mootness applies only where (1) the duration of the
challenged action is too short to allow full litigation
before it ceases, and (2) there is a reasonable expectation
that the plaintiffs will be subjected to it again.”
Johnson v. Rancho Santiago Community College
Dist., 623 F.3d 1011 (9th Cir. 2010) (quotation
omitted). This rule applies only in “exceptional
circumstances, ” GTE California, Inc. v.
F.C.C., 39 F.3d 940, 945 (9th Cir. 1994), and provides
“only minimal protection to individual plaintiffs,
” Doe v. Att'y General of the United
States, 941 F.2d 780, 784 (9th Cir. 1991).
acknowledges that Defendants have stopped deducting dues from
Plaintiff's wages. Plaintiff argues, however, that her
claims are “capable of repetition yet evading
review.” Plaintiff relies in part on Fisk v.
Inslee, 759 Fed.Appx. 632 (9th Cir. 2019). In
Fisk, the Ninth Circuit issued an unpublished
opinion rejecting defendants' argument that non-damages
claims were moot after the defendant union stopped deducting
dues from the plaintiffs' wages:
Appellants' non-damages claims are not moot. Although no
class has been certified and SEIU and the State have stopped
deducting dues from Appellants, Appellants' non-damages
claims are the sort of inherently transitory claims for which
continued litigation is permissible. SeeGerstein v. Pugh, 420 U.S. 103, 111 n.11, 95 S.Ct.
854, 43 L.Ed.2d 54 (1975) (deciding case not moot because the
plaintiff's claim would not last “long enough for a
district judge to certify the class”); see
alsoCounty of Riverside v. McLaughlin, 500
U.S. 44, 52, 111 S.Ct. 1661, 114 L.Ed.2d 49 (1991). Indeed,
claims regarding the dues irrevocability provision would last

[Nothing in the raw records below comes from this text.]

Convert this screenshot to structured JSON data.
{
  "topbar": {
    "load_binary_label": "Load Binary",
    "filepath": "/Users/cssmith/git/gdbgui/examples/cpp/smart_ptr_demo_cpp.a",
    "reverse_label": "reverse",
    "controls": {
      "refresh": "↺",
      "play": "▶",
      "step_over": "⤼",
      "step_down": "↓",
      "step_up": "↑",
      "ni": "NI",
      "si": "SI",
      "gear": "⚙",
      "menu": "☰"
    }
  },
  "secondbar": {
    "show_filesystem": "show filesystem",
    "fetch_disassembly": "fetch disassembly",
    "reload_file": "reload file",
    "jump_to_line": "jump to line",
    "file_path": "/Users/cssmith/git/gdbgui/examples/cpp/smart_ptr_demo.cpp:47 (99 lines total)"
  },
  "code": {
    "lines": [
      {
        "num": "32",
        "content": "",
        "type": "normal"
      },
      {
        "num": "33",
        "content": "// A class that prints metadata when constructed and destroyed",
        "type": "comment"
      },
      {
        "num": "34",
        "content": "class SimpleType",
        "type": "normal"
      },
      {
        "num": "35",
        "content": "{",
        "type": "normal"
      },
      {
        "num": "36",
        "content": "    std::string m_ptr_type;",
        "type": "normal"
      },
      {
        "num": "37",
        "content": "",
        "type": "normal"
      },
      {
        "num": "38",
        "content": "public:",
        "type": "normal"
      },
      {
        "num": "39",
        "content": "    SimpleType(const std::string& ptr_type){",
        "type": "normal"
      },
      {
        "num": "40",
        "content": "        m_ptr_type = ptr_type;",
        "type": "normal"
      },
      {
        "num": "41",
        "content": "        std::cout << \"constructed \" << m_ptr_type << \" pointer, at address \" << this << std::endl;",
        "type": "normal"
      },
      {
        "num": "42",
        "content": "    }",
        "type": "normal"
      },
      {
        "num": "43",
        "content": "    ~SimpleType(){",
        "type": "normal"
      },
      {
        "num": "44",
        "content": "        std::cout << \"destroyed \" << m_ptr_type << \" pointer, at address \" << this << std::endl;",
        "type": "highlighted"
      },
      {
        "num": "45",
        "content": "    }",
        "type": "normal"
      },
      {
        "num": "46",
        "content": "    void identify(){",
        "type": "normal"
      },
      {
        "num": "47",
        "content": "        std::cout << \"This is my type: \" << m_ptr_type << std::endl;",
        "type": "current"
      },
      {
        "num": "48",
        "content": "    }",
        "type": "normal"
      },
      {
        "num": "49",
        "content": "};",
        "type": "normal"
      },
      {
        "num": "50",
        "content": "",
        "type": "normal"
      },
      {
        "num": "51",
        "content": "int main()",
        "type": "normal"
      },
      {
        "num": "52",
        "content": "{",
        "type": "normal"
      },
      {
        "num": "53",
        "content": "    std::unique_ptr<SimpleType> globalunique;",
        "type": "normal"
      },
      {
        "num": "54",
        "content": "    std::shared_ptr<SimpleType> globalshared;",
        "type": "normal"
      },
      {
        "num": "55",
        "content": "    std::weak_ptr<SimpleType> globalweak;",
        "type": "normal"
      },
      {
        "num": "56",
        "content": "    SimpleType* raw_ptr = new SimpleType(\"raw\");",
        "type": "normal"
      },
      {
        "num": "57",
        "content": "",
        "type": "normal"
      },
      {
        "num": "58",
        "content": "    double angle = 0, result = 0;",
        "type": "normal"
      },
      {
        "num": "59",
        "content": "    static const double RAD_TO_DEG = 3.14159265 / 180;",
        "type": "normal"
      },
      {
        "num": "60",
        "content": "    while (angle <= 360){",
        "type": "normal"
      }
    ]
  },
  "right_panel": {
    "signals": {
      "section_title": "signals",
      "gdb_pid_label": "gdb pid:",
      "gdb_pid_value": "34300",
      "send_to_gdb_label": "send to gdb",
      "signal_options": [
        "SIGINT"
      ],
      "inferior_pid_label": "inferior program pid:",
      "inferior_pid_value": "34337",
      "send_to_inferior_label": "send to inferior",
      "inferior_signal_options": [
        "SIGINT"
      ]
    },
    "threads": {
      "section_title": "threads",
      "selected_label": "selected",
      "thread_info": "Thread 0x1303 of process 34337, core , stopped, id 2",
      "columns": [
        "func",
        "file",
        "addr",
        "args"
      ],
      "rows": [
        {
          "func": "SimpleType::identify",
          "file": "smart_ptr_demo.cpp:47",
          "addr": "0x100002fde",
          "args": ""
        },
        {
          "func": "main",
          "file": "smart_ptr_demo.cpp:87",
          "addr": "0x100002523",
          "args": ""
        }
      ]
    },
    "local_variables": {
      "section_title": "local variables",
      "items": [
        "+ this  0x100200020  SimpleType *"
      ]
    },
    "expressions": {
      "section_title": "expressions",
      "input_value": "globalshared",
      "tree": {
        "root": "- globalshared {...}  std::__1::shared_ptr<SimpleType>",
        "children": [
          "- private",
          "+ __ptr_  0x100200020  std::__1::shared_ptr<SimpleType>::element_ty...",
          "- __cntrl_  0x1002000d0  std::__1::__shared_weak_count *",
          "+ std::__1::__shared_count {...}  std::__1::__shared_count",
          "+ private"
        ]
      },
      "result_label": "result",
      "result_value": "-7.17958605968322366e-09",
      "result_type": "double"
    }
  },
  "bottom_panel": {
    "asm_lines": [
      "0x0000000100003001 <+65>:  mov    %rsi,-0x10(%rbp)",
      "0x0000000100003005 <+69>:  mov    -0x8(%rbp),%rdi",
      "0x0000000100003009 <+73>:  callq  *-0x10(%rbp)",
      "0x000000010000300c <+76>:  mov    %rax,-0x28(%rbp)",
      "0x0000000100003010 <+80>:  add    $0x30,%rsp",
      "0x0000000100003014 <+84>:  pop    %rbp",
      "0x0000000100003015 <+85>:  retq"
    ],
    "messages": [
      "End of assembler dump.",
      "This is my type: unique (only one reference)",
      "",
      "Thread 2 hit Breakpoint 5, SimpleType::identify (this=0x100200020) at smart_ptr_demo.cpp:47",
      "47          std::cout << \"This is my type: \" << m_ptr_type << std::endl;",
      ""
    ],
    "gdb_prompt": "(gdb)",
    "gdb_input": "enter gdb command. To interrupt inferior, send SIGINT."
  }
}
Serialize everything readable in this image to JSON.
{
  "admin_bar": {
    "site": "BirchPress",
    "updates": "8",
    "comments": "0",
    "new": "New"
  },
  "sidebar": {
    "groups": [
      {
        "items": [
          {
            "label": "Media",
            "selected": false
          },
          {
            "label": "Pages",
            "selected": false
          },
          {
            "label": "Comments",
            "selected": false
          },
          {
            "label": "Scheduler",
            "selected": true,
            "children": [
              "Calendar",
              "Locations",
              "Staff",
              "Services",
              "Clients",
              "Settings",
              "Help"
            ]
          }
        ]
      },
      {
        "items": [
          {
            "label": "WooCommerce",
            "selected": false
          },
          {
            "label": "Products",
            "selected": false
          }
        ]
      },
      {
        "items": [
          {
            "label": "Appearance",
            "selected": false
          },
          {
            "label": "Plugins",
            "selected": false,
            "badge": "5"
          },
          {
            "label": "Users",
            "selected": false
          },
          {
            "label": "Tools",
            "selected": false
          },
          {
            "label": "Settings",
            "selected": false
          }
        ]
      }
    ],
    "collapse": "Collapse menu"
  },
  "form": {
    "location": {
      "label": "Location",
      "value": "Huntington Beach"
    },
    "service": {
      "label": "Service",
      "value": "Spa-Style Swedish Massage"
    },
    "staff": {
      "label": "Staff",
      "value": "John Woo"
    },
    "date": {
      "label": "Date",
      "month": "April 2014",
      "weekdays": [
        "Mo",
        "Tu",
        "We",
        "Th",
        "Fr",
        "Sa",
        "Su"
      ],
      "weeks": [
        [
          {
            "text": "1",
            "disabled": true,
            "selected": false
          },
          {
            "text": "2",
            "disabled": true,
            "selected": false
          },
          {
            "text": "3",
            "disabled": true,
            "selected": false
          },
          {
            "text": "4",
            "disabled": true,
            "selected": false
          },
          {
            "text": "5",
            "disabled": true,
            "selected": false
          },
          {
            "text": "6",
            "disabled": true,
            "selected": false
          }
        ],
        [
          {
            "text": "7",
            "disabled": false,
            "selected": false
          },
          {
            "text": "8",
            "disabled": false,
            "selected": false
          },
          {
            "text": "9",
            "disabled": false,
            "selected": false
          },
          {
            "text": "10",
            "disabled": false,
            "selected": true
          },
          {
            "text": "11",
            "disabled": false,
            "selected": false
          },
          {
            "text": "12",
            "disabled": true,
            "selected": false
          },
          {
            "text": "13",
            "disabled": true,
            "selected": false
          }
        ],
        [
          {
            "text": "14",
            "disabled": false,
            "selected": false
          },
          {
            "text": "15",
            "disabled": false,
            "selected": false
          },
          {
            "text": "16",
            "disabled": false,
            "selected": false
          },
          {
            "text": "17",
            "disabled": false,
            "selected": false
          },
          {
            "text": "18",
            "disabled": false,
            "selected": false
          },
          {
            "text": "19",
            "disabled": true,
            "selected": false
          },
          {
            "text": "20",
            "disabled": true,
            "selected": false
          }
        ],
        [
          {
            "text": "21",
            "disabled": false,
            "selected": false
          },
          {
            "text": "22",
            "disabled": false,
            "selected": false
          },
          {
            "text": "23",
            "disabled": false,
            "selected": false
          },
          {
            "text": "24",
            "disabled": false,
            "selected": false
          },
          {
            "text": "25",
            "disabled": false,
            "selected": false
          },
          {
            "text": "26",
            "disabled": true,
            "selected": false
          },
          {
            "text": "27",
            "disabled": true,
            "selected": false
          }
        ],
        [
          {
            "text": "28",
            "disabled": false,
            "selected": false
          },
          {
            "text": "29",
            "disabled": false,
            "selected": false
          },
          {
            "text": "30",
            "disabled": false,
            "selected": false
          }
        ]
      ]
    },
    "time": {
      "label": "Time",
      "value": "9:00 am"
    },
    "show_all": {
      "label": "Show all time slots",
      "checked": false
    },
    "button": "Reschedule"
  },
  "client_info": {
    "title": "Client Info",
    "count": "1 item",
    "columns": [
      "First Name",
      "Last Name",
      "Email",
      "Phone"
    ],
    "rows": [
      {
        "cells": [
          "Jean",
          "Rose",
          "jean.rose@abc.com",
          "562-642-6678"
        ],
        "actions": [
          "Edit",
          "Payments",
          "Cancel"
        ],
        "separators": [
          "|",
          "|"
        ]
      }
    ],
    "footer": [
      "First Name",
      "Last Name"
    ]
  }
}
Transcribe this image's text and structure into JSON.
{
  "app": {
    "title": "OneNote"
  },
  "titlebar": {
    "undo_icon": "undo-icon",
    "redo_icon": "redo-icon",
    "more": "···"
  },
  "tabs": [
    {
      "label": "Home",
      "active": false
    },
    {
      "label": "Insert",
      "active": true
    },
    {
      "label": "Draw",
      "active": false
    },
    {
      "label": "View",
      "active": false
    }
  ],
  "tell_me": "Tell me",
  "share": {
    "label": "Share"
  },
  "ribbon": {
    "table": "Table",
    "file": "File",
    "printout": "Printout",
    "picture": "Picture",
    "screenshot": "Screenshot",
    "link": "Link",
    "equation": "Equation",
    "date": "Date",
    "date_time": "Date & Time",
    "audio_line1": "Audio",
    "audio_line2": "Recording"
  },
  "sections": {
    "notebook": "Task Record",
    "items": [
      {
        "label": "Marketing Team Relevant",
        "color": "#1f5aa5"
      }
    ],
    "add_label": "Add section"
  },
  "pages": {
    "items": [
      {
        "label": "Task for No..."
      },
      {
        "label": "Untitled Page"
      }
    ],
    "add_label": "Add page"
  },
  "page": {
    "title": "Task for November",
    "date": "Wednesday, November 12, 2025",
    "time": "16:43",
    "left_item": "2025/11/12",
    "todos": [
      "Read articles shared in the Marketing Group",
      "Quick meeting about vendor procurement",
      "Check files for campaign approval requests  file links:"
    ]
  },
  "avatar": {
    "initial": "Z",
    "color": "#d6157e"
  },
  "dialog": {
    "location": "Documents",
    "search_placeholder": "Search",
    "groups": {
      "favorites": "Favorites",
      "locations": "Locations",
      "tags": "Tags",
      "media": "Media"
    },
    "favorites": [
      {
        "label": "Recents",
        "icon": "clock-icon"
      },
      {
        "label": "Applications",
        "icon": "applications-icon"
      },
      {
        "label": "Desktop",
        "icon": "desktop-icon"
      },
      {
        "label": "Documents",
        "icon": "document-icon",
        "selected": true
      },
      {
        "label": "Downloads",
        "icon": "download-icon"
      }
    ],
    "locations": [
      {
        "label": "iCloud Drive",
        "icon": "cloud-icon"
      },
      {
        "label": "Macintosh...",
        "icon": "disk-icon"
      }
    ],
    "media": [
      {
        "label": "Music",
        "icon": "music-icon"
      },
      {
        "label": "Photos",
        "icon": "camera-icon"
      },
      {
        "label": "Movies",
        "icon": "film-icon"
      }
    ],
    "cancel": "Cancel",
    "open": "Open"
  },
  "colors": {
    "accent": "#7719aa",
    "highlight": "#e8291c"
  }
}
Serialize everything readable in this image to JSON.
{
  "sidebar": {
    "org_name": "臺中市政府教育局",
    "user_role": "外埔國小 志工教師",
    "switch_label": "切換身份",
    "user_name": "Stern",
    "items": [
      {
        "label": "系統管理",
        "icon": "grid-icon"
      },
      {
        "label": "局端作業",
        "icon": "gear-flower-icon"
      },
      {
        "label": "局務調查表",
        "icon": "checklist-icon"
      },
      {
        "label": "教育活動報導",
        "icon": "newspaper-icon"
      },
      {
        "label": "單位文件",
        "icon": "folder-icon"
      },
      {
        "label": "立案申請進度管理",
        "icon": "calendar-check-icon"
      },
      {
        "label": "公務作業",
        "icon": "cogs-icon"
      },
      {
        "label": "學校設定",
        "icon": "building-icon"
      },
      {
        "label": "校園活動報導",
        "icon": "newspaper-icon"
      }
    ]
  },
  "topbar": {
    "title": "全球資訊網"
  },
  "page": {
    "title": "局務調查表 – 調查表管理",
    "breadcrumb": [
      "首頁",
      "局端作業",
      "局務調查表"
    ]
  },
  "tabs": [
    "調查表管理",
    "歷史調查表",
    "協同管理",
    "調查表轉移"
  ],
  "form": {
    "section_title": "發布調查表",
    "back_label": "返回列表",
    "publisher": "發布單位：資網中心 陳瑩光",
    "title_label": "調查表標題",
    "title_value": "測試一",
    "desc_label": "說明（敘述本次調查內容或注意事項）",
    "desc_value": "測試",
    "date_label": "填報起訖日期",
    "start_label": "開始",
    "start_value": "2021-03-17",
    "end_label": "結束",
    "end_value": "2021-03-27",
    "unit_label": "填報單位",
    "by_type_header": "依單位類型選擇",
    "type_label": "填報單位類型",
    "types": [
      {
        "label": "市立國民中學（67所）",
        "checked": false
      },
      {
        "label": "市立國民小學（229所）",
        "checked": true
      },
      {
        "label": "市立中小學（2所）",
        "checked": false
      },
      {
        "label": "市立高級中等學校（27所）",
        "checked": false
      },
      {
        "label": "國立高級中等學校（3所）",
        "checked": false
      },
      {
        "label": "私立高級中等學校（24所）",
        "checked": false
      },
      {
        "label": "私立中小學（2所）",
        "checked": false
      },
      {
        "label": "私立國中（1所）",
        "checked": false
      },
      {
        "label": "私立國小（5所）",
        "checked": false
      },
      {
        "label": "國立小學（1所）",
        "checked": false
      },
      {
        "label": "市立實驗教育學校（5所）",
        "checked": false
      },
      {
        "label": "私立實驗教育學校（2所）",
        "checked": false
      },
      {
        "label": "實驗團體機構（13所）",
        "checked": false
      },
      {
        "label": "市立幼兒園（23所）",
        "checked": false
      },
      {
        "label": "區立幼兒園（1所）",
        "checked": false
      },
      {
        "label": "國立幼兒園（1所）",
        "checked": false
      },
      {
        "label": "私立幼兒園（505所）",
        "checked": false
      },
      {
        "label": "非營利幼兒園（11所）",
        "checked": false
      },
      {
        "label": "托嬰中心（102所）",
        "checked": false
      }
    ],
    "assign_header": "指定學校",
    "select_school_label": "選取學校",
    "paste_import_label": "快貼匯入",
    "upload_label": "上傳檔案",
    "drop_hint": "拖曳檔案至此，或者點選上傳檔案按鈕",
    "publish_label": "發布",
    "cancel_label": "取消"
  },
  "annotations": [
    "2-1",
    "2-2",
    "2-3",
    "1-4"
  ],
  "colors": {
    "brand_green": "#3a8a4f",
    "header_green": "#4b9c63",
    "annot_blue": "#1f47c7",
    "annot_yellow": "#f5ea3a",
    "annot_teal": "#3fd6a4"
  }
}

for at most a year, and we have previously explained that
even three years is “too short to allow for full
judicial review.” Johnson v. Rancho ...